Flor Silvestre, one of Mexico’s greatest recording artists, passed away in her home in Zacatecas with her children and grandchildren at her side on Nov. 25, 2020. She was 90 years old. Her son, Pepe Aguilar, has not released an official statement.
La Sentimental and La Voz Que Carcarica were nicknames attributed to “her melodious voice that conveyed the feelings of the singer,” according to The Canadian news, “having powerful bass approaching the voice of a contralto and a particular interpretive style.”
Her love of music stems from her parents, Jesús Jiménez Cervantes and María de Jesús Chabolla Peña. She debuted in a local venue in Mexico City — at 13 years old. She became a regular performer on Mexico’s national radio station, XEFO.
Arturo Blancas, a journalist/announcer, suggested she change her stage name from La Soladera to Flor Silvestre, the title of a Delore del Rio film (1943). She recalls this in her documentary, “Teatro del Pueblo.”

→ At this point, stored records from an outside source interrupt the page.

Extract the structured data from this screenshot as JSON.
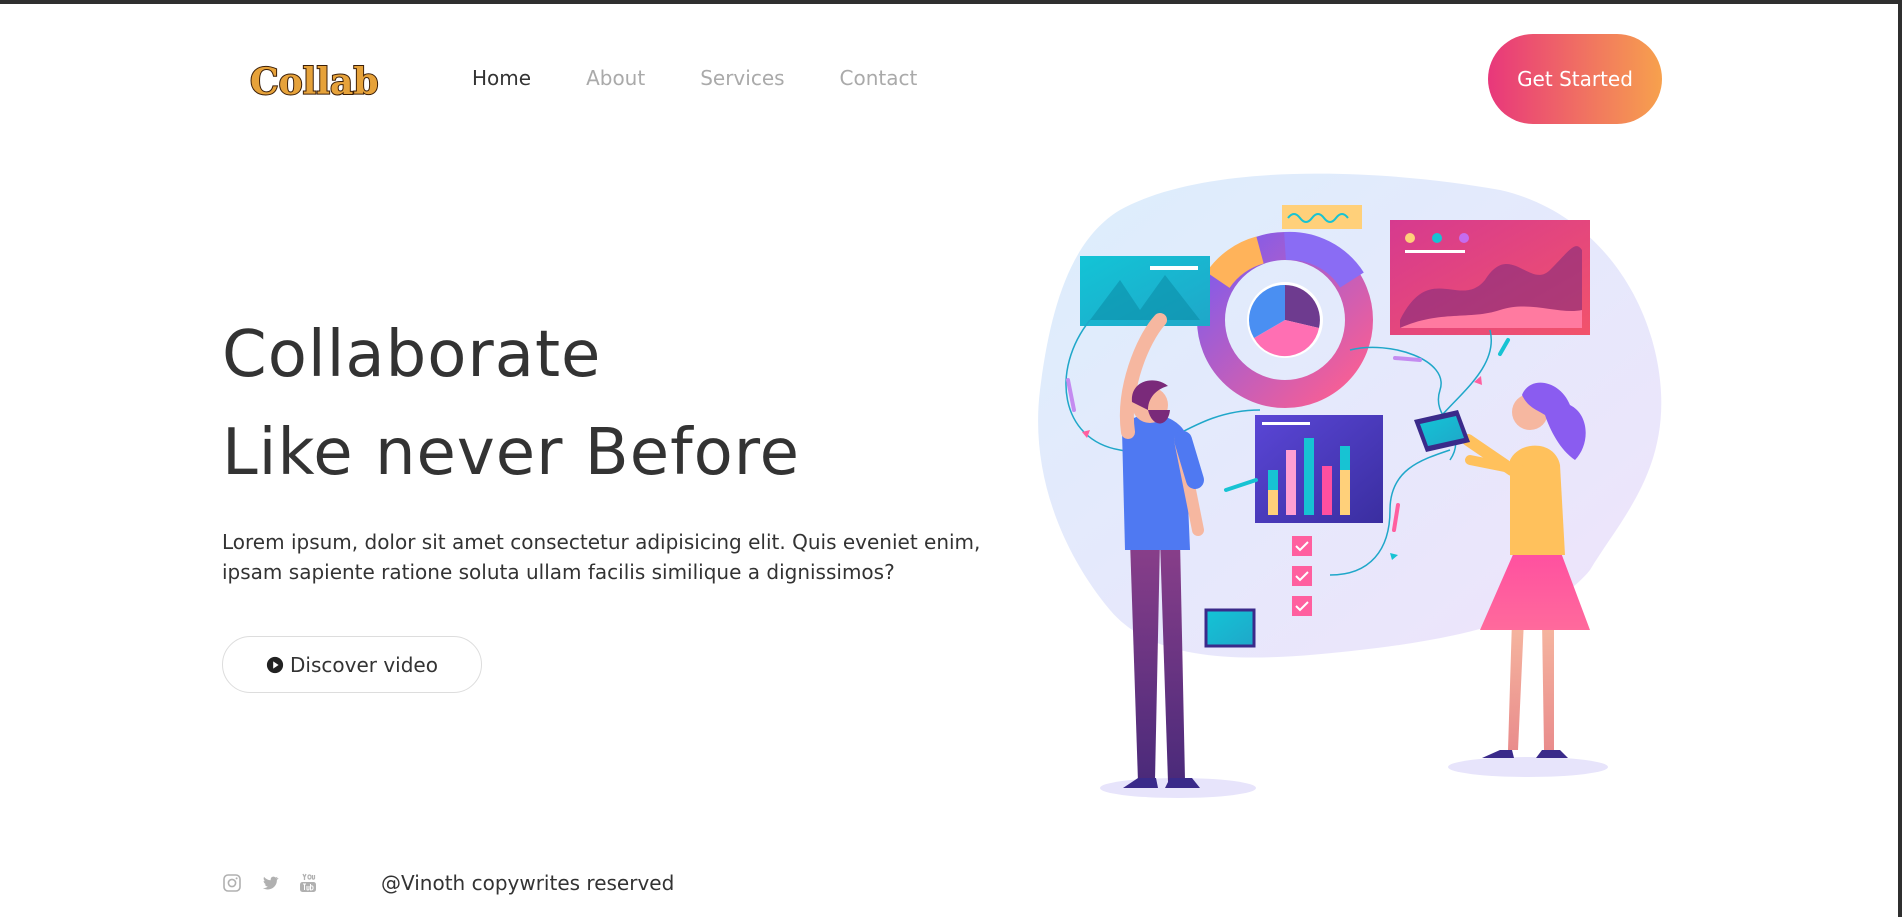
{
  "brand": {
    "logo_text": "Collab"
  },
  "nav": {
    "items": [
      {
        "label": "Home",
        "active": true
      },
      {
        "label": "About",
        "active": false
      },
      {
        "label": "Services",
        "active": false
      },
      {
        "label": "Contact",
        "active": false
      }
    ]
  },
  "cta": {
    "label": "Get Started",
    "gradient_start": "#e8377b",
    "gradient_end": "#f7a14d"
  },
  "hero": {
    "title_line1": "Collaborate",
    "title_line2": "Like never Before",
    "text": "Lorem ipsum, dolor sit amet consectetur adipisicing elit. Quis eveniet enim, ipsam sapiente ratione soluta ullam facilis similique a dignissimos?",
    "video_button_label": "Discover video",
    "video_icon": "play-circle-icon"
  },
  "illustration": {
    "subject": "team-analytics-illustration"
  },
  "footer": {
    "social_icons": [
      "instagram-icon",
      "twitter-icon",
      "youtube-icon"
    ],
    "copyright": "@Vinoth copywrites reserved"
  },
  "colors": {
    "text_dark": "#333333",
    "nav_inactive": "#aaaaaa",
    "accent_pink": "#e8377b",
    "accent_orange": "#f7a14d",
    "accent_teal": "#17c3d3",
    "accent_purple": "#7a5cf0"
  }
}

She adopted a female soldier’s character to perform a song written by Jose De Jesus Morales, which he wrote for her — “La Soldadera.” But this image was contrary to her fragile appearance, and one day, the announcer declared she did not look like a soldier to him:
You’re nothing like a soladera. You are a flower.
Silvestre married her husband Antonio Aguilar in 1959. She was almost 30 and had three children when they met. Their marriage welcomed two sons, Antonio (Jr.) and Pepe.
Written by Cathy Milne-Ware
Excelsior News: Flor Silvestre dies at 90 years of age
The Canadian: Flor Silvestre dies mother Pepe Agular 90 years old
UCLA Library: Strachwitz Frontera Collection of Mexican and Mexican American Recordings: Flor Silvestre; by Agustín Gurza